ASSIGNED TASK >> Show all the lines in the data below that include the word "InsertRange".

SUPPLIED MATERIAL >>
▼▼▼
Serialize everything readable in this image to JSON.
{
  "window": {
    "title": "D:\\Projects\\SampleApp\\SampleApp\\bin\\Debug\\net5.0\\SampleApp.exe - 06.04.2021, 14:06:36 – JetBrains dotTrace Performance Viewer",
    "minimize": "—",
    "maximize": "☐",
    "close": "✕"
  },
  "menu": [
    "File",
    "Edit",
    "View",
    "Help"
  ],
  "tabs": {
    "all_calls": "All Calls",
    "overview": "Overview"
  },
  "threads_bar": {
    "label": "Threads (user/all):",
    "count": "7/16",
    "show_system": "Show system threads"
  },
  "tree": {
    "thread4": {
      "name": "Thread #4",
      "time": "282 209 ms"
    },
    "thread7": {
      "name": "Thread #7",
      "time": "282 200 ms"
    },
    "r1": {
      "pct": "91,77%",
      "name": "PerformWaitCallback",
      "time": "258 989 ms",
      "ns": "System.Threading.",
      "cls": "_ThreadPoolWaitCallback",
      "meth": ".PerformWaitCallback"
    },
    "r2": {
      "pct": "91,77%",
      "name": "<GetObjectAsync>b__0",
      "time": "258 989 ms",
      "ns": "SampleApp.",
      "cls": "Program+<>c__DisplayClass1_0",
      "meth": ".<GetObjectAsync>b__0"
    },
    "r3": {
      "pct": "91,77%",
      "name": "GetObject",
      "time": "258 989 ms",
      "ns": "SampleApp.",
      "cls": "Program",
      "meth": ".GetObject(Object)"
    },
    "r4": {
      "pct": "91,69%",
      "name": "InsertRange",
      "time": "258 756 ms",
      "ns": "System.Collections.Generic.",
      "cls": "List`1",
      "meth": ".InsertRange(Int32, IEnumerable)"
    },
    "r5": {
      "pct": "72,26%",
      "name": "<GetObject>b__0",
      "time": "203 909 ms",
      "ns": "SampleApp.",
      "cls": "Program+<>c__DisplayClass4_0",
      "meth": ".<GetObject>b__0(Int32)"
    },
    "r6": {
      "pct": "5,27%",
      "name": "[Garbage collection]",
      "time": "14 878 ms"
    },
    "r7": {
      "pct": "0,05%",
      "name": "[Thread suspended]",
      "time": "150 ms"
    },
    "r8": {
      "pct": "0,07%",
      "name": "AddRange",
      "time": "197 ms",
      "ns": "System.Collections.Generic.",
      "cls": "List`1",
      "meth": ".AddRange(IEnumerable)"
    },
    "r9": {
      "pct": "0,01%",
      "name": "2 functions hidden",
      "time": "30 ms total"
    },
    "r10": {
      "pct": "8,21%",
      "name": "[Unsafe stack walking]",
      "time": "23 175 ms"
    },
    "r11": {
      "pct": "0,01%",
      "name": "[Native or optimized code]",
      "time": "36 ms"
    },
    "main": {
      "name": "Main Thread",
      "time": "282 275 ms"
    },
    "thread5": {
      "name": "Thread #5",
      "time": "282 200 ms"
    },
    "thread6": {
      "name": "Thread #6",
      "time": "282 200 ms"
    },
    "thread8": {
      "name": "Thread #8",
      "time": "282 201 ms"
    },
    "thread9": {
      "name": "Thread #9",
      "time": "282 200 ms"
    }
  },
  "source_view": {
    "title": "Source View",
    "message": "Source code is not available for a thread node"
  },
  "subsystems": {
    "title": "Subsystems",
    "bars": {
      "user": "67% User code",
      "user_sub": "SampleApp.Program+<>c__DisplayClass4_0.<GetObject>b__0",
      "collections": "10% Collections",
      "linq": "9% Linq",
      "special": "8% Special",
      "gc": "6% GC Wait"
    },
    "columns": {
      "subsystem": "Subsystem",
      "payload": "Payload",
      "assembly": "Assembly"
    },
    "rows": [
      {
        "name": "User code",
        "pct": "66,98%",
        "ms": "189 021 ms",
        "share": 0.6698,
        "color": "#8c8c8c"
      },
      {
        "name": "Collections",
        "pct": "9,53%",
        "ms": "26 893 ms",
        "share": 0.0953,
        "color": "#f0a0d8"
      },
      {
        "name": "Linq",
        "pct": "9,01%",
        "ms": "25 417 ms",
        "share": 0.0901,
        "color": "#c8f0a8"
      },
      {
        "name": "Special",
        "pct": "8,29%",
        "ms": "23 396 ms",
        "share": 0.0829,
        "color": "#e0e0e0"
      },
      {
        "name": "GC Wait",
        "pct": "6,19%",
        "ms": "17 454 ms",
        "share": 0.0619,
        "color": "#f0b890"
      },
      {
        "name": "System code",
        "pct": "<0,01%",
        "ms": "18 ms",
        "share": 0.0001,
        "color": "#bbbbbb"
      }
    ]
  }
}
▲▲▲
RESPONSE AREA >>
      "name": "InsertRange",
      "meth": ".InsertRange(Int32, IEnumerable)"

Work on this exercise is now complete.